--- START ---

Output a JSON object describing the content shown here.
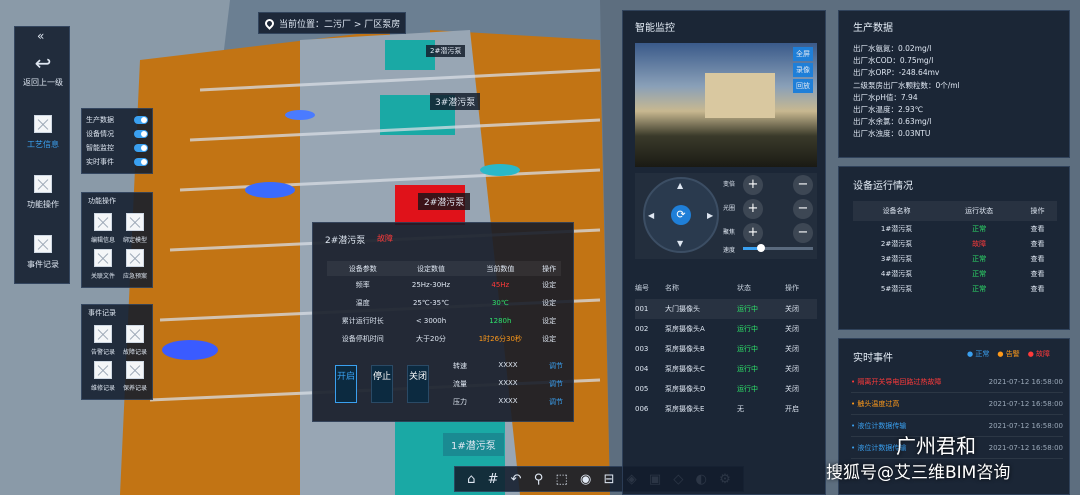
{
  "breadcrumb": {
    "text": "当前位置：二污厂 > 厂区泵房"
  },
  "scene": {
    "labels": [
      "2#潜污泵",
      "3#潜污泵",
      "2#潜污泵",
      "1#潜污泵"
    ]
  },
  "nav": {
    "back_label": "返回上一级",
    "items": [
      "工艺信息",
      "功能操作",
      "事件记录"
    ]
  },
  "toggles": [
    "生产数据",
    "设备情况",
    "智能监控",
    "实时事件"
  ],
  "func_ops": {
    "title": "功能操作",
    "items": [
      "编辑信息",
      "绑定模型",
      "关联文件",
      "应急预案"
    ]
  },
  "event_ops": {
    "title": "事件记录",
    "items": [
      "告警记录",
      "故障记录",
      "维修记录",
      "保养记录"
    ]
  },
  "pump_popup": {
    "title": "2#潜污泵",
    "status": "故障",
    "headers": [
      "设备参数",
      "设定数值",
      "当前数值",
      "操作"
    ],
    "rows": [
      [
        "频率",
        "25Hz-30Hz",
        "45Hz",
        "设定"
      ],
      [
        "温度",
        "25℃-35℃",
        "30℃",
        "设定"
      ],
      [
        "累计运行时长",
        "< 3000h",
        "1280h",
        "设定"
      ],
      [
        "设备停机时间",
        "大于20分",
        "1时26分30秒",
        "设定"
      ]
    ],
    "btn_start": "开启",
    "btn_stop": "停止",
    "btn_close": "关闭",
    "controls": [
      {
        "label": "转速",
        "value": "XXXX",
        "action": "调节"
      },
      {
        "label": "流量",
        "value": "XXXX",
        "action": "调节"
      },
      {
        "label": "压力",
        "value": "XXXX",
        "action": "调节"
      }
    ]
  },
  "monitor": {
    "title": "智能监控",
    "buttons": [
      "全屏",
      "录像",
      "回放"
    ],
    "ptz": [
      "变倍",
      "光圈",
      "聚焦",
      "速度"
    ],
    "speed_level": 0.25,
    "cam_headers": [
      "编号",
      "名称",
      "状态",
      "操作"
    ],
    "cameras": [
      {
        "id": "001",
        "name": "大门摄像头",
        "status": "运行中",
        "op": "关闭"
      },
      {
        "id": "002",
        "name": "泵房摄像头A",
        "status": "运行中",
        "op": "关闭"
      },
      {
        "id": "003",
        "name": "泵房摄像头B",
        "status": "运行中",
        "op": "关闭"
      },
      {
        "id": "004",
        "name": "泵房摄像头C",
        "status": "运行中",
        "op": "关闭"
      },
      {
        "id": "005",
        "name": "泵房摄像头D",
        "status": "运行中",
        "op": "关闭"
      },
      {
        "id": "006",
        "name": "泵房摄像头E",
        "status": "无",
        "op": "开启"
      }
    ],
    "status_colors": {
      "运行中": "#2ee26a",
      "无": "#dfe7f2"
    }
  },
  "production": {
    "title": "生产数据",
    "items": [
      "出厂水氨氮：0.02mg/l",
      "出厂水COD：0.75mg/l",
      "出厂水ORP：-248.64mv",
      "二级泵房出厂水颗粒数：0个/ml",
      "出厂水pH值：7.94",
      "出厂水温度：2.93℃",
      "出厂水余氯：0.63mg/l",
      "出厂水浊度：0.03NTU"
    ]
  },
  "equipment": {
    "title": "设备运行情况",
    "headers": [
      "设备名称",
      "运行状态",
      "操作"
    ],
    "rows": [
      {
        "name": "1#潜污泵",
        "status": "正常",
        "op": "查看",
        "color": "#2ee26a"
      },
      {
        "name": "2#潜污泵",
        "status": "故障",
        "op": "查看",
        "color": "#ff3a3a"
      },
      {
        "name": "3#潜污泵",
        "status": "正常",
        "op": "查看",
        "color": "#2ee26a"
      },
      {
        "name": "4#潜污泵",
        "status": "正常",
        "op": "查看",
        "color": "#2ee26a"
      },
      {
        "name": "5#潜污泵",
        "status": "正常",
        "op": "查看",
        "color": "#2ee26a"
      }
    ]
  },
  "events": {
    "title": "实时事件",
    "legend": [
      "正常",
      "告警",
      "故障"
    ],
    "items": [
      {
        "text": "隔离开关导电回路过热故障",
        "time": "2021-07-12 16:58:00",
        "color": "#ff3a3a"
      },
      {
        "text": "触头温度过高",
        "time": "2021-07-12 16:58:00",
        "color": "#ff9a1a"
      },
      {
        "text": "液位计数据传输",
        "time": "2021-07-12 16:58:00",
        "color": "#3aa0f0"
      },
      {
        "text": "液位计数据传输",
        "time": "2021-07-12 16:58:00",
        "color": "#3aa0f0"
      }
    ]
  },
  "watermark": {
    "brand": "广州君和",
    "account": "搜狐号@艾三维BIM咨询"
  }
}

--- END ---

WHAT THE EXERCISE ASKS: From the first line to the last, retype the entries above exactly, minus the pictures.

YOUR SOLUTION:
Output a JSON object describing the content shown here.
{
  "breadcrumb": {
    "text": "当前位置：二污厂 > 厂区泵房"
  },
  "scene": {
    "labels": [
      "2#潜污泵",
      "3#潜污泵",
      "2#潜污泵",
      "1#潜污泵"
    ]
  },
  "nav": {
    "back_label": "返回上一级",
    "items": [
      "工艺信息",
      "功能操作",
      "事件记录"
    ]
  },
  "toggles": [
    "生产数据",
    "设备情况",
    "智能监控",
    "实时事件"
  ],
  "func_ops": {
    "title": "功能操作",
    "items": [
      "编辑信息",
      "绑定模型",
      "关联文件",
      "应急预案"
    ]
  },
  "event_ops": {
    "title": "事件记录",
    "items": [
      "告警记录",
      "故障记录",
      "维修记录",
      "保养记录"
    ]
  },
  "pump_popup": {
    "title": "2#潜污泵",
    "status": "故障",
    "headers": [
      "设备参数",
      "设定数值",
      "当前数值",
      "操作"
    ],
    "rows": [
      [
        "频率",
        "25Hz-30Hz",
        "45Hz",
        "设定"
      ],
      [
        "温度",
        "25℃-35℃",
        "30℃",
        "设定"
      ],
      [
        "累计运行时长",
        "< 3000h",
        "1280h",
        "设定"
      ],
      [
        "设备停机时间",
        "大于20分",
        "1时26分30秒",
        "设定"
      ]
    ],
    "btn_start": "开启",
    "btn_stop": "停止",
    "btn_close": "关闭",
    "controls": [
      {
        "label": "转速",
        "value": "XXXX",
        "action": "调节"
      },
      {
        "label": "流量",
        "value": "XXXX",
        "action": "调节"
      },
      {
        "label": "压力",
        "value": "XXXX",
        "action": "调节"
      }
    ]
  },
  "monitor": {
    "title": "智能监控",
    "buttons": [
      "全屏",
      "录像",
      "回放"
    ],
    "ptz": [
      "变倍",
      "光圈",
      "聚焦",
      "速度"
    ],
    "speed_level": 0.25,
    "cam_headers": [
      "编号",
      "名称",
      "状态",
      "操作"
    ],
    "cameras": [
      {
        "id": "001",
        "name": "大门摄像头",
        "status": "运行中",
        "op": "关闭"
      },
      {
        "id": "002",
        "name": "泵房摄像头A",
        "status": "运行中",
        "op": "关闭"
      },
      {
        "id": "003",
        "name": "泵房摄像头B",
        "status": "运行中",
        "op": "关闭"
      },
      {
        "id": "004",
        "name": "泵房摄像头C",
        "status": "运行中",
        "op": "关闭"
      },
      {
        "id": "005",
        "name": "泵房摄像头D",
        "status": "运行中",
        "op": "关闭"
      },
      {
        "id": "006",
        "name": "泵房摄像头E",
        "status": "无",
        "op": "开启"
      }
    ],
    "status_colors": {
      "运行中": "#2ee26a",
      "无": "#dfe7f2"
    }
  },
  "production": {
    "title": "生产数据",
    "items": [
      "出厂水氨氮：0.02mg/l",
      "出厂水COD：0.75mg/l",
      "出厂水ORP：-248.64mv",
      "二级泵房出厂水颗粒数：0个/ml",
      "出厂水pH值：7.94",
      "出厂水温度：2.93℃",
      "出厂水余氯：0.63mg/l",
      "出厂水浊度：0.03NTU"
    ]
  },
  "equipment": {
    "title": "设备运行情况",
    "headers": [
      "设备名称",
      "运行状态",
      "操作"
    ],
    "rows": [
      {
        "name": "1#潜污泵",
        "status": "正常",
        "op": "查看",
        "color": "#2ee26a"
      },
      {
        "name": "2#潜污泵",
        "status": "故障",
        "op": "查看",
        "color": "#ff3a3a"
      },
      {
        "name": "3#潜污泵",
        "status": "正常",
        "op": "查看",
        "color": "#2ee26a"
      },
      {
        "name": "4#潜污泵",
        "status": "正常",
        "op": "查看",
        "color": "#2ee26a"
      },
      {
        "name": "5#潜污泵",
        "status": "正常",
        "op": "查看",
        "color": "#2ee26a"
      }
    ]
  },
  "events": {
    "title": "实时事件",
    "legend": [
      "正常",
      "告警",
      "故障"
    ],
    "items": [
      {
        "text": "隔离开关导电回路过热故障",
        "time": "2021-07-12 16:58:00",
        "color": "#ff3a3a"
      },
      {
        "text": "触头温度过高",
        "time": "2021-07-12 16:58:00",
        "color": "#ff9a1a"
      },
      {
        "text": "液位计数据传输",
        "time": "2021-07-12 16:58:00",
        "color": "#3aa0f0"
      },
      {
        "text": "液位计数据传输",
        "time": "2021-07-12 16:58:00",
        "color": "#3aa0f0"
      }
    ]
  },
  "watermark": {
    "brand": "广州君和",
    "account": "搜狐号@艾三维BIM咨询"
  }
}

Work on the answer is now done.